#### Your instructions:
Exact copies of all the lines below are needed, without the pictures.
Dataset content START
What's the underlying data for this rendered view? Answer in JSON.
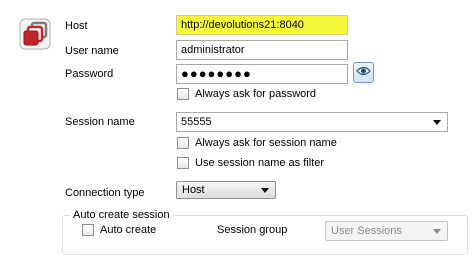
{
  "form": {
    "host": {
      "label": "Host",
      "value": "http://devolutions21:8040"
    },
    "username": {
      "label": "User name",
      "value": "administrator"
    },
    "password": {
      "label": "Password",
      "value": "●●●●●●●●",
      "show_password_icon": "eye-icon"
    },
    "always_ask_password": {
      "label": "Always ask for password",
      "checked": false
    },
    "session_name": {
      "label": "Session name",
      "value": "55555"
    },
    "always_ask_session_name": {
      "label": "Always ask for session name",
      "checked": false
    },
    "use_session_name_filter": {
      "label": "Use session name as filter",
      "checked": false
    },
    "connection_type": {
      "label": "Connection type",
      "value": "Host"
    },
    "auto_create_session": {
      "group_title": "Auto create session",
      "auto_create": {
        "label": "Auto create",
        "checked": false
      },
      "session_group": {
        "label": "Session group",
        "value": "User Sessions"
      }
    }
  },
  "colors": {
    "highlight": "#f7f73a",
    "accent": "#c0272d",
    "logo_gray": "#7a7a7a"
  },
  "icons": {
    "logo": "devolutions-logo-icon"
  }
}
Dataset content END
#### Written solution:
What's the underlying data for this rendered view? Answer in JSON.
{
  "form": {
    "host": {
      "label": "Host",
      "value": "http://devolutions21:8040"
    },
    "username": {
      "label": "User name",
      "value": "administrator"
    },
    "password": {
      "label": "Password",
      "value": "●●●●●●●●",
      "show_password_icon": "eye-icon"
    },
    "always_ask_password": {
      "label": "Always ask for password",
      "checked": false
    },
    "session_name": {
      "label": "Session name",
      "value": "55555"
    },
    "always_ask_session_name": {
      "label": "Always ask for session name",
      "checked": false
    },
    "use_session_name_filter": {
      "label": "Use session name as filter",
      "checked": false
    },
    "connection_type": {
      "label": "Connection type",
      "value": "Host"
    },
    "auto_create_session": {
      "group_title": "Auto create session",
      "auto_create": {
        "label": "Auto create",
        "checked": false
      },
      "session_group": {
        "label": "Session group",
        "value": "User Sessions"
      }
    }
  },
  "colors": {
    "highlight": "#f7f73a",
    "accent": "#c0272d",
    "logo_gray": "#7a7a7a"
  },
  "icons": {
    "logo": "devolutions-logo-icon"
  }
}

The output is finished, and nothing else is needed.